What to do: Those lines of the data that hold the word "comment" are to be copied out.

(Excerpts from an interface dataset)
◇ ◇ ◇ ◇ ◇ ◇ ◇
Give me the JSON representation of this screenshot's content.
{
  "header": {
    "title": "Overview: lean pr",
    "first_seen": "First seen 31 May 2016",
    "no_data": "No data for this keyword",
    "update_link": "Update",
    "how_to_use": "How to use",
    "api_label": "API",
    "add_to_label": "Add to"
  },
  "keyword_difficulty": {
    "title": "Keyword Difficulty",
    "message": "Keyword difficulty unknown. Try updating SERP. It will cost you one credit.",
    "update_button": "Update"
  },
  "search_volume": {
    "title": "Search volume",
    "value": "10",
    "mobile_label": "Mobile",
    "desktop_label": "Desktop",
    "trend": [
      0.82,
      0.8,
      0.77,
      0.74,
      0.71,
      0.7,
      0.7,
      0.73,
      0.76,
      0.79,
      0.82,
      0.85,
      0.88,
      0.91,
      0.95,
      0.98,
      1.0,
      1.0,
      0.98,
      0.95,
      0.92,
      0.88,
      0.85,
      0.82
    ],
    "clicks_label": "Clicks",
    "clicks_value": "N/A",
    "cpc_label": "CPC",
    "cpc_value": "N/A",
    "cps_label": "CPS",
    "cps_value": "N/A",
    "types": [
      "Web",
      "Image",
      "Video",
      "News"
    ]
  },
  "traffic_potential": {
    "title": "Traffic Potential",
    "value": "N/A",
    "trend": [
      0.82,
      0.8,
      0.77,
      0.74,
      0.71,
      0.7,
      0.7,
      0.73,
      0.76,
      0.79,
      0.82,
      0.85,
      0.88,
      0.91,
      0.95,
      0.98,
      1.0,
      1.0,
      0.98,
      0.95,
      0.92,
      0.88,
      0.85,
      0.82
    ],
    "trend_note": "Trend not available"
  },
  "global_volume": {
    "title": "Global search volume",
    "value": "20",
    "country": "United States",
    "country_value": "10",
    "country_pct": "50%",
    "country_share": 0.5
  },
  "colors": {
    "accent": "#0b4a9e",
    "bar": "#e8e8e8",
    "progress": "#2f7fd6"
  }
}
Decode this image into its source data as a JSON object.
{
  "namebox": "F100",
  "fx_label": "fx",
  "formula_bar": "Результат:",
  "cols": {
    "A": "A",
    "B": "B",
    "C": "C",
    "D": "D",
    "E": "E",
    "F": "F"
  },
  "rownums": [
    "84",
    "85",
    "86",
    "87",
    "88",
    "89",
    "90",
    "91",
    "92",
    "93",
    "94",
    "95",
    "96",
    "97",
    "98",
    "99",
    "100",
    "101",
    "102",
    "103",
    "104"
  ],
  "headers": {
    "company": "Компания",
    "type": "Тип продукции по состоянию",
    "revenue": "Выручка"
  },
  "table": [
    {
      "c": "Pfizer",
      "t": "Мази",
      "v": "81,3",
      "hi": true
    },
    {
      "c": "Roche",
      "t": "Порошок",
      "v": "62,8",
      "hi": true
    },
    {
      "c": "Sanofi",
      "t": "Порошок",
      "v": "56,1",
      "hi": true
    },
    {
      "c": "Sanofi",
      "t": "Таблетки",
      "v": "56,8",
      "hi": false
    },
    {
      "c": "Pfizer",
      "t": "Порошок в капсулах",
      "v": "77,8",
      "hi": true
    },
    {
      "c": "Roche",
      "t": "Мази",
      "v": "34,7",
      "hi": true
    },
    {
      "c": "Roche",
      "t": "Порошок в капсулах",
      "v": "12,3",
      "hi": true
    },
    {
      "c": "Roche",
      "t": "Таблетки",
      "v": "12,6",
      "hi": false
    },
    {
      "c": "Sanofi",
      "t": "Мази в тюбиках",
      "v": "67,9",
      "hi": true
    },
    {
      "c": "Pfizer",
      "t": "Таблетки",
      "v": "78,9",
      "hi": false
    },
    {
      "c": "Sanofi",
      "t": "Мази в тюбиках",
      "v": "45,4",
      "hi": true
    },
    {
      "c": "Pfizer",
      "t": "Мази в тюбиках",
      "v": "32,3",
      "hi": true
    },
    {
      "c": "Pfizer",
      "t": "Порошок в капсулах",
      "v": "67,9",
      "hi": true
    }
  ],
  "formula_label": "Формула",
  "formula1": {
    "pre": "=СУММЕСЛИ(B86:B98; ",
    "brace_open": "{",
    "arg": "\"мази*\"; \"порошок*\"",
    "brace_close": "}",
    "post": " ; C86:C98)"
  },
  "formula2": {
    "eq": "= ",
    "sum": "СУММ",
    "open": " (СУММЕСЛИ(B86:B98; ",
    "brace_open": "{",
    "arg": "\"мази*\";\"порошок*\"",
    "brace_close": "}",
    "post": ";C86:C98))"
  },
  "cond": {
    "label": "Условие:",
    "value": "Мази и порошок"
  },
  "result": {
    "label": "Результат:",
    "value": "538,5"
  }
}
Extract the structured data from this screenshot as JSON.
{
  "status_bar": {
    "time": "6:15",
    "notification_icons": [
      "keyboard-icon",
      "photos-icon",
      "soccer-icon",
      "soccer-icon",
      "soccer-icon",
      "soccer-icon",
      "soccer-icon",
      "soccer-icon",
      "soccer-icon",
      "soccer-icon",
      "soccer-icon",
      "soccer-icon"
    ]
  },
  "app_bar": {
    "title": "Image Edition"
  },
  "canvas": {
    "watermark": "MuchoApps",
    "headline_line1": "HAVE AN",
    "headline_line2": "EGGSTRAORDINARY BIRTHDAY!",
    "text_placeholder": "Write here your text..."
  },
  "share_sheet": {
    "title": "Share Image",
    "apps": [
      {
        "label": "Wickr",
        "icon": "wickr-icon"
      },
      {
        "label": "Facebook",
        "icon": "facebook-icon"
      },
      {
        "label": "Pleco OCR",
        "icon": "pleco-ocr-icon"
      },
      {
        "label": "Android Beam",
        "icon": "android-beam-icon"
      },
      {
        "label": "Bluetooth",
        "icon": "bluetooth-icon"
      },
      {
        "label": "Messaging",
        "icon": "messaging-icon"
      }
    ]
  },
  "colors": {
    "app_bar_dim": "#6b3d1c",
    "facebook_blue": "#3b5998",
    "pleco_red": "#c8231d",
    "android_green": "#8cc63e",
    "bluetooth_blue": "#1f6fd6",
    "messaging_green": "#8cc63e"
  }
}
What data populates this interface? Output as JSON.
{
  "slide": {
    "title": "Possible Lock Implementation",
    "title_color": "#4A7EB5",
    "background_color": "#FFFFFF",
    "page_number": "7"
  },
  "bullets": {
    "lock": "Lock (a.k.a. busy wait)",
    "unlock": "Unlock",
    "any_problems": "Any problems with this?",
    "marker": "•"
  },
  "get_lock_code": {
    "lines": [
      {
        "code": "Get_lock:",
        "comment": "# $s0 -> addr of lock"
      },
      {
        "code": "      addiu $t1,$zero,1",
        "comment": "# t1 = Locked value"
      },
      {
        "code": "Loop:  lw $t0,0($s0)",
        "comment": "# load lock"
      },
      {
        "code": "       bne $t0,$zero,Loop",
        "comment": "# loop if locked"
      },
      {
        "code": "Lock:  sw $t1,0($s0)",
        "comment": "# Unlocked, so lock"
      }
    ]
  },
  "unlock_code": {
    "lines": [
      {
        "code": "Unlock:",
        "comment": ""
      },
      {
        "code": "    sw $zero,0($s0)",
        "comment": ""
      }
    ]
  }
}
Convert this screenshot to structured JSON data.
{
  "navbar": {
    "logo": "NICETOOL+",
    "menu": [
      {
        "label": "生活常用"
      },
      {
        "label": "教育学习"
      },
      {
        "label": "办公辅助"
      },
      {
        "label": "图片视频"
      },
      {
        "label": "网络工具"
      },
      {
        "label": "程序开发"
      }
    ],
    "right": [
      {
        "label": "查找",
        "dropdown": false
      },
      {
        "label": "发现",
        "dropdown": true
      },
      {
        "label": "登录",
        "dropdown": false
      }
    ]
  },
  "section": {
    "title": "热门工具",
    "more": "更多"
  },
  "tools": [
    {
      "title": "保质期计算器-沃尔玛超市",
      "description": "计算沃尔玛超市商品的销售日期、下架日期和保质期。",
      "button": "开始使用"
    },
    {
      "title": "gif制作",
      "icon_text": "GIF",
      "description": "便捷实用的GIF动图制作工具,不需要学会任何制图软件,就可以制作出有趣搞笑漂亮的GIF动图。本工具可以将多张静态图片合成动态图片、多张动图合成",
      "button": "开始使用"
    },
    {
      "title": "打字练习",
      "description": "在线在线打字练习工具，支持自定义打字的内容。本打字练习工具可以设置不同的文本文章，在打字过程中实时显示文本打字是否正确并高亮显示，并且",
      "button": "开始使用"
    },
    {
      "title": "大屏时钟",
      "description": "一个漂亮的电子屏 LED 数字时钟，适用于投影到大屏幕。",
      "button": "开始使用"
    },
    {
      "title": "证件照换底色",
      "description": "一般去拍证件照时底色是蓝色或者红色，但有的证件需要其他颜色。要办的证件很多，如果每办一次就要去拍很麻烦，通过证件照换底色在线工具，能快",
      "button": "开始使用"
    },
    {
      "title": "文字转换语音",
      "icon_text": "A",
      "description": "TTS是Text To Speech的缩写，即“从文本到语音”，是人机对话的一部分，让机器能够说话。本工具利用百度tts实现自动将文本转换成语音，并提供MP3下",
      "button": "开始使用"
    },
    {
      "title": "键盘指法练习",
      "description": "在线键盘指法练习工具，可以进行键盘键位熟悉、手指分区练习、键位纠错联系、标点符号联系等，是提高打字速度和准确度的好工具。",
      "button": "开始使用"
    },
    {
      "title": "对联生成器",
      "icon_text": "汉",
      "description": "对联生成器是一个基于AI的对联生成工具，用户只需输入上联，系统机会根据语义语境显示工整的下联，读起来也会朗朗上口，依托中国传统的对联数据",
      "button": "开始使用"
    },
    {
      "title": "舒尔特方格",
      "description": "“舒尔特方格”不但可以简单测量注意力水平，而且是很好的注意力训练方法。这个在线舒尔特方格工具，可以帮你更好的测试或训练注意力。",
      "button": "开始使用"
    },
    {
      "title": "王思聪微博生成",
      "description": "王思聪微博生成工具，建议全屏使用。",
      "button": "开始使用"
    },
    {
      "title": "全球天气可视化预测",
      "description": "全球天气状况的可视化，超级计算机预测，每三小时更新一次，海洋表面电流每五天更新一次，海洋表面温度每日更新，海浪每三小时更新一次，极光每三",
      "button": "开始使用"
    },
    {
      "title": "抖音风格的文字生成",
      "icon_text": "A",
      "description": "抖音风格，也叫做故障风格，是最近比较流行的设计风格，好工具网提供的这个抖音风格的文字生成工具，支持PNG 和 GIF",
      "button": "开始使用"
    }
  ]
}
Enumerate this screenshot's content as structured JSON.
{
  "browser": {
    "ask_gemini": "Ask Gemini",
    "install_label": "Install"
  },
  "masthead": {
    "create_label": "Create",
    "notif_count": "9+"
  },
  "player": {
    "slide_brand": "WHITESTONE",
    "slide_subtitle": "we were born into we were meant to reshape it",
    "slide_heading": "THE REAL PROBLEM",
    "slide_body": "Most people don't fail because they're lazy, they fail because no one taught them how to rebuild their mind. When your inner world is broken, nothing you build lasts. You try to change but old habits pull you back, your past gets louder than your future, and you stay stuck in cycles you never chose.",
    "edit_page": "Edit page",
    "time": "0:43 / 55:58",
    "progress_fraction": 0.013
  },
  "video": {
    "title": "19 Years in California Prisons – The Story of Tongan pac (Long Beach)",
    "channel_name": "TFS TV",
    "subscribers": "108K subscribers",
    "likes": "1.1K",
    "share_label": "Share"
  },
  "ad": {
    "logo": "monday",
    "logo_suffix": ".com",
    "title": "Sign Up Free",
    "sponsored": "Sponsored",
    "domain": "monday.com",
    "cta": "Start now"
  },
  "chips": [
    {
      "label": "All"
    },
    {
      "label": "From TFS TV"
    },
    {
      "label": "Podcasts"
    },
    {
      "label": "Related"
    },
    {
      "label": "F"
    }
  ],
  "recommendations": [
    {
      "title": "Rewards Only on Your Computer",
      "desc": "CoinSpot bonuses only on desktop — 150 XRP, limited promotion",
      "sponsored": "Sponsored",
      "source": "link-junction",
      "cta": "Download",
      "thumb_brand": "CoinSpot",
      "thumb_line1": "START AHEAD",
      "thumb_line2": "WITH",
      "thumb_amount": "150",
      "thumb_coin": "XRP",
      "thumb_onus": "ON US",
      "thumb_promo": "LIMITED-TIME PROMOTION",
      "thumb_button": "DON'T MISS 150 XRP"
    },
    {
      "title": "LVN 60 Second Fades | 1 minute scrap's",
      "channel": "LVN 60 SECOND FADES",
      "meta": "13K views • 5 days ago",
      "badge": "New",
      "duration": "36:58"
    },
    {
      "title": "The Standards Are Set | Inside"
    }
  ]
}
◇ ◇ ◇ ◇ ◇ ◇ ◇
Solution to this problem:
        "comment": "# $s0 -> addr of lock"
        "comment": "# t1 = Locked value"
        "comment": "# load lock"
        "comment": "# loop if locked"
        "comment": "# Unlocked, so lock"
        "comment": ""
        "comment": ""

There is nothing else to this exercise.